Extracted records
BEGIN
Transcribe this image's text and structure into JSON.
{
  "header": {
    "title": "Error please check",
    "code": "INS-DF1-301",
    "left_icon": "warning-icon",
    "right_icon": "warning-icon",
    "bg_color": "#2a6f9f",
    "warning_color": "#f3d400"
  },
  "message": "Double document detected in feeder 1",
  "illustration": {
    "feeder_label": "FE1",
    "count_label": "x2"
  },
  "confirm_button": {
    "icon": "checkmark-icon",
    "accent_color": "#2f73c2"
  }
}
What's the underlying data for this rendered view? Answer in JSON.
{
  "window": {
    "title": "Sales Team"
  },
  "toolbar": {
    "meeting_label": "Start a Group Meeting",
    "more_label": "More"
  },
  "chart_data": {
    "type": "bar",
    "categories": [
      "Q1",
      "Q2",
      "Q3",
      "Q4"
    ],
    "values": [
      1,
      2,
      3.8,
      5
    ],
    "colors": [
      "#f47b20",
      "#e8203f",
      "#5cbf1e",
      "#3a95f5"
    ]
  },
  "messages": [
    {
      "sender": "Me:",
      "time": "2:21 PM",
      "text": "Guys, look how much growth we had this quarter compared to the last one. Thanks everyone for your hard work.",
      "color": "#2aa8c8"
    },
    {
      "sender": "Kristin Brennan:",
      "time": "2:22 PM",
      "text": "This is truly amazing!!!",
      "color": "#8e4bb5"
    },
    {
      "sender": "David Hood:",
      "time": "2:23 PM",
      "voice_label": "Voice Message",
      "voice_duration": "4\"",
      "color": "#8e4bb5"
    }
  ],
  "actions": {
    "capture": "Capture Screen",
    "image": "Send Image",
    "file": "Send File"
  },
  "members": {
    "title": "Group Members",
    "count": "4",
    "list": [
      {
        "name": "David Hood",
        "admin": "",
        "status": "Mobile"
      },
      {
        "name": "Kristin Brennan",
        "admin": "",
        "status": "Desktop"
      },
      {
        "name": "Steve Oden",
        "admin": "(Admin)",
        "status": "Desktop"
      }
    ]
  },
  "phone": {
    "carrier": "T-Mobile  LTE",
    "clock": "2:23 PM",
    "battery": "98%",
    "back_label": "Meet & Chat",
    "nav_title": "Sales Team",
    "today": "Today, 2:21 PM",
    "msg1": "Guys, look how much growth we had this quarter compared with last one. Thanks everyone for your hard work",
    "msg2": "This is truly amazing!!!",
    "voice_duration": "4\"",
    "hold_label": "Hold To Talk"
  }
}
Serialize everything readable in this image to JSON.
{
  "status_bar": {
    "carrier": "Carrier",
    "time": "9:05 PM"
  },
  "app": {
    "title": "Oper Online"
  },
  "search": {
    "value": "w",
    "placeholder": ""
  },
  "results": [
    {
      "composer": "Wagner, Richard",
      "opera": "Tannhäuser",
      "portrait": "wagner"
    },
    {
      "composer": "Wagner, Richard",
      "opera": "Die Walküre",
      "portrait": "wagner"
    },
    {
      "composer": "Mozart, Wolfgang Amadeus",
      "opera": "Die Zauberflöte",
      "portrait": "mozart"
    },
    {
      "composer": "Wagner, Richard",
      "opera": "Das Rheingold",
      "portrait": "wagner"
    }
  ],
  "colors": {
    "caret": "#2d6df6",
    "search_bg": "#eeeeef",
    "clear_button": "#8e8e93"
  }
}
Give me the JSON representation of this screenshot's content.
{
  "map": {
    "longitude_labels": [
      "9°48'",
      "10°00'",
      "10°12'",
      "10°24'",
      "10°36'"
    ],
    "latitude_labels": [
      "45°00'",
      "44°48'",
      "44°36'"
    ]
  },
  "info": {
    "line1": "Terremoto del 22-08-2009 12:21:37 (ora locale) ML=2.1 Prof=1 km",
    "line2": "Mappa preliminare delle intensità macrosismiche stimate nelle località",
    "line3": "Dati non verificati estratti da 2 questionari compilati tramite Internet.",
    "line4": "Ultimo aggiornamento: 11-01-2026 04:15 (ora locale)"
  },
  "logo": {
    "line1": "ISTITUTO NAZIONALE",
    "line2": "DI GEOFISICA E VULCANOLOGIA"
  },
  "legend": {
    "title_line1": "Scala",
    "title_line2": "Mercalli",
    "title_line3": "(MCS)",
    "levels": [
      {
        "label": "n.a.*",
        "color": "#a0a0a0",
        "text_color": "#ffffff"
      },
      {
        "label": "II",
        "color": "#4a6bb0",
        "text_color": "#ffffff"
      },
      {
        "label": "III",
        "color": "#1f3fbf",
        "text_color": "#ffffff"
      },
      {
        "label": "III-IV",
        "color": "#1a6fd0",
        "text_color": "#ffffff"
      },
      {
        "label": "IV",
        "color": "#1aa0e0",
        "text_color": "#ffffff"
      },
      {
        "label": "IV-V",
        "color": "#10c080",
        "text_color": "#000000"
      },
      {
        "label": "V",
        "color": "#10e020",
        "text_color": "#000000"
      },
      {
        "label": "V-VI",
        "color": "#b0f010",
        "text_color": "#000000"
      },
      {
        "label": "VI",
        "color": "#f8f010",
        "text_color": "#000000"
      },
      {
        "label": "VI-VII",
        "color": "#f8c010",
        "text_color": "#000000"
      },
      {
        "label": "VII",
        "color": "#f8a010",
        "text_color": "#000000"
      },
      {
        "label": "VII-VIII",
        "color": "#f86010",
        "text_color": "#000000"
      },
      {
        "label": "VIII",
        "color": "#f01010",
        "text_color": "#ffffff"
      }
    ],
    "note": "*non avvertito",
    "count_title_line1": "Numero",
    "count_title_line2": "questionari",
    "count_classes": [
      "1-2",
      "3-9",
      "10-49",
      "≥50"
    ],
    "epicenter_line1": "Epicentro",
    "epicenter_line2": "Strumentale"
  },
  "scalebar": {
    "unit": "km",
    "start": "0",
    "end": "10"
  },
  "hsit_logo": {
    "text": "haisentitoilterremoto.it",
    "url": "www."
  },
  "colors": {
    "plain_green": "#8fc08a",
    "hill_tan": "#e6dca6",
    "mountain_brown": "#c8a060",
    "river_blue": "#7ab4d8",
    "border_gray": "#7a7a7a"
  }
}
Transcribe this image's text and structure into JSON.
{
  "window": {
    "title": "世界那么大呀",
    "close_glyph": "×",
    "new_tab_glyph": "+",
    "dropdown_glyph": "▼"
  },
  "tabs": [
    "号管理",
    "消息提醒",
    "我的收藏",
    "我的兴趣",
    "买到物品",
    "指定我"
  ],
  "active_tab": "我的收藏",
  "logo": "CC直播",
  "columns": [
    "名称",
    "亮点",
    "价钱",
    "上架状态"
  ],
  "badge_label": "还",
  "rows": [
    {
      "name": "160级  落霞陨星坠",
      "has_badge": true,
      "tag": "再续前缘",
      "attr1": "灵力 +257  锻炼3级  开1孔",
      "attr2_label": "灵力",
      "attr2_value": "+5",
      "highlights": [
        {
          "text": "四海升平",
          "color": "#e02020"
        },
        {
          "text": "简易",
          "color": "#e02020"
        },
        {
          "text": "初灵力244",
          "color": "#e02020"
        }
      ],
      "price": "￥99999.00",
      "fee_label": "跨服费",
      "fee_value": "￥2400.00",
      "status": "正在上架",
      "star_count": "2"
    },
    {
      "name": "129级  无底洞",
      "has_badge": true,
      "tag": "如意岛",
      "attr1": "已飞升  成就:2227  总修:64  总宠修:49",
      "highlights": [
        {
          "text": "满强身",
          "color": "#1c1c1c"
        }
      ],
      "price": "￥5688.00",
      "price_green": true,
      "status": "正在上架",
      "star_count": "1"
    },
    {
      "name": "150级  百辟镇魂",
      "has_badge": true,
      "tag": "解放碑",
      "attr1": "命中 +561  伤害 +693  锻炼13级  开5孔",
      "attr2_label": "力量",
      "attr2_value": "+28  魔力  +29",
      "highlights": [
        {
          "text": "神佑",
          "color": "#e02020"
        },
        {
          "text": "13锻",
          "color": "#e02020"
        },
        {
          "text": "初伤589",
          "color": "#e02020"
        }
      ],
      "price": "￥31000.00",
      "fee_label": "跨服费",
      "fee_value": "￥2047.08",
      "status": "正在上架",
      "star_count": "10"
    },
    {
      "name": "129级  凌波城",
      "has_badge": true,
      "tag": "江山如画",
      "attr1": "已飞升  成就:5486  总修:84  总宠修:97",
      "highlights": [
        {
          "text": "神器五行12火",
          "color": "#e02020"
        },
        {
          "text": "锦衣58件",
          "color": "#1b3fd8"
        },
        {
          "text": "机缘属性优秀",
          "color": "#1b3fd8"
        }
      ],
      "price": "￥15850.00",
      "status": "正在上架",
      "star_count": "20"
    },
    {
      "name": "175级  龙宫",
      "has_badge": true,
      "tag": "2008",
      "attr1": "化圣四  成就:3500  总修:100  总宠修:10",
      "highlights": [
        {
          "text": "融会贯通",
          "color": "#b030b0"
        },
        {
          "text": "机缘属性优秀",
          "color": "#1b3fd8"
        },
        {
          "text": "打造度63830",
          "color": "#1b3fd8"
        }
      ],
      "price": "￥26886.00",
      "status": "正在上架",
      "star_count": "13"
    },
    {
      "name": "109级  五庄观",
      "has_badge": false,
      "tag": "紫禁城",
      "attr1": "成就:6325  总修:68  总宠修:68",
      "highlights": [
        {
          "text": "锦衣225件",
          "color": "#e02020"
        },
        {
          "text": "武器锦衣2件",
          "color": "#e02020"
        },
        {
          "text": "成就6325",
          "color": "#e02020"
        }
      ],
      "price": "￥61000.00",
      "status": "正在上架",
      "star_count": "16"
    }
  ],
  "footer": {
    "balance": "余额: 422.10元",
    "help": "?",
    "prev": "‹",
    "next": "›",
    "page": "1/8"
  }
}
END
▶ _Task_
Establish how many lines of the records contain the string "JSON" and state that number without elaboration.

▶ _Solution to this problem_
5